=== INFORMATION GIVEN ===

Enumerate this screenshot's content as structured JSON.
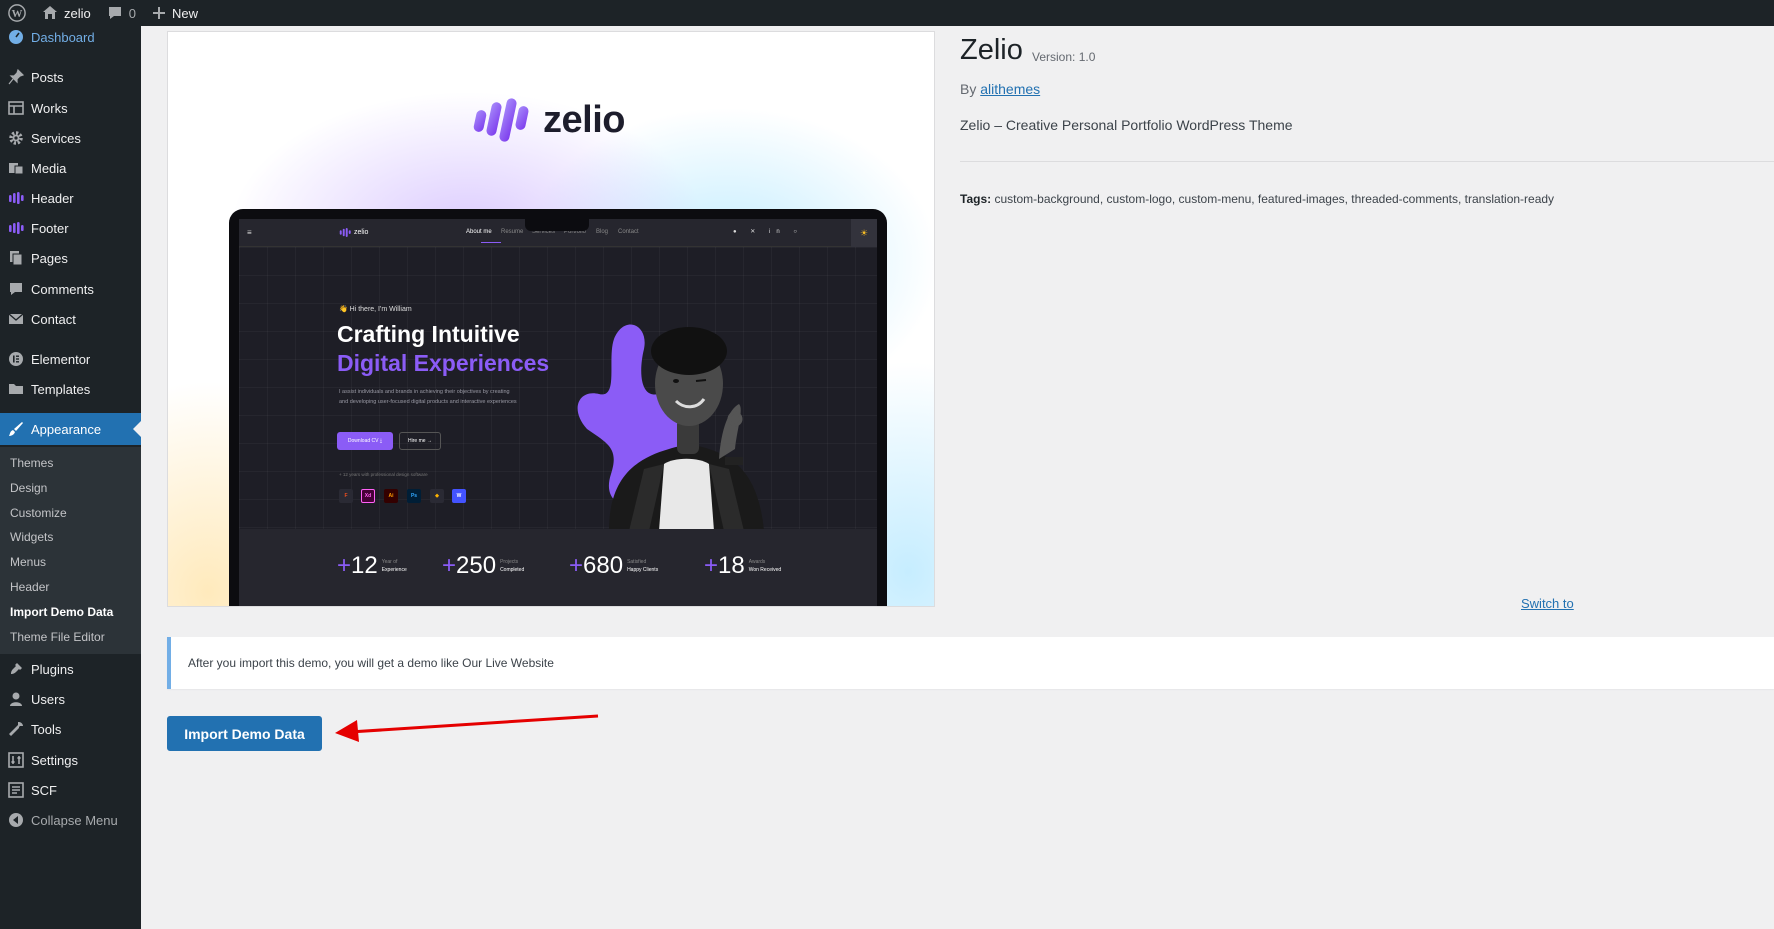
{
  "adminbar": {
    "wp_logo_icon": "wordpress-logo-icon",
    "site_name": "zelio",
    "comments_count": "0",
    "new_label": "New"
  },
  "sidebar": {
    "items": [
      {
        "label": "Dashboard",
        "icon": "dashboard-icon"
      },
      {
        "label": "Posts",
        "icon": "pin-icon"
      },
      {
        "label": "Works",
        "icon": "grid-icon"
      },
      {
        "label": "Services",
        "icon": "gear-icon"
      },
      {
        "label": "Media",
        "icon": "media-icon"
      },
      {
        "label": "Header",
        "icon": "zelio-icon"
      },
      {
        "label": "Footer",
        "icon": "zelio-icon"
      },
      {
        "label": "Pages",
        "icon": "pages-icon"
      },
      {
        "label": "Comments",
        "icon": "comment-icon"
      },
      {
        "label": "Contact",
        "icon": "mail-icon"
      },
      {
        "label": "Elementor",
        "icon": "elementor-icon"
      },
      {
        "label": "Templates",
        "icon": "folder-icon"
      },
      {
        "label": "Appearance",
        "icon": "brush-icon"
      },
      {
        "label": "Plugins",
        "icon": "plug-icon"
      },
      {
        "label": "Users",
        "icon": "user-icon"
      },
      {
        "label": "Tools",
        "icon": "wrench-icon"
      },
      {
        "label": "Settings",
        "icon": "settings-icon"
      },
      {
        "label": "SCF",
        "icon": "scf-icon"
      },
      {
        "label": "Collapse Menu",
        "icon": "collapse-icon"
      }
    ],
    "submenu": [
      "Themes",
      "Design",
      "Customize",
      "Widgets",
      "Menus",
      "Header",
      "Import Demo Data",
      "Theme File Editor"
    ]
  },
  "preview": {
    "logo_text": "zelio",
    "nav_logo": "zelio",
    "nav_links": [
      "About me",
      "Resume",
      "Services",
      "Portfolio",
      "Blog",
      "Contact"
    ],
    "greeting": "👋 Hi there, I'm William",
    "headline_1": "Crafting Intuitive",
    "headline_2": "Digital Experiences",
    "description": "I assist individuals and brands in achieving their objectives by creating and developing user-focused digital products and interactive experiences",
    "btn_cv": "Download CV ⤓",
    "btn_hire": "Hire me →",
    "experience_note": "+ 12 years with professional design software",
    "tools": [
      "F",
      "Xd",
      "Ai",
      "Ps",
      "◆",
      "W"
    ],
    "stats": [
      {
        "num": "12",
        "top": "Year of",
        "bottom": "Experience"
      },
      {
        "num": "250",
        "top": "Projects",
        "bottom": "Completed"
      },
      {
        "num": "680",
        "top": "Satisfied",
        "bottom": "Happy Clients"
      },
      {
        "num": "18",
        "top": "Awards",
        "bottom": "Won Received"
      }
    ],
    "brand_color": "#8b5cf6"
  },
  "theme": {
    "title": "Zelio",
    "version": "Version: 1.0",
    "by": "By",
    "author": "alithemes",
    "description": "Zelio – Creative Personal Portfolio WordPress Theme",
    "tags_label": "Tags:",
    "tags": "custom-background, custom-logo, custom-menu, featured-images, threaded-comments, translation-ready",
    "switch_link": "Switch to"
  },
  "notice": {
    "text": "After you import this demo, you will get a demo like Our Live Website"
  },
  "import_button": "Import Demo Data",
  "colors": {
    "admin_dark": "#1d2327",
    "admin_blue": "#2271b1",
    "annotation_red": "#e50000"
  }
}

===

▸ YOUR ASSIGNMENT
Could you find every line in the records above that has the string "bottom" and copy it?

▸ ANSWER TO THIS PROBLEM
        "bottom": "Experience"
        "bottom": "Completed"
        "bottom": "Happy Clients"
        "bottom": "Won Received"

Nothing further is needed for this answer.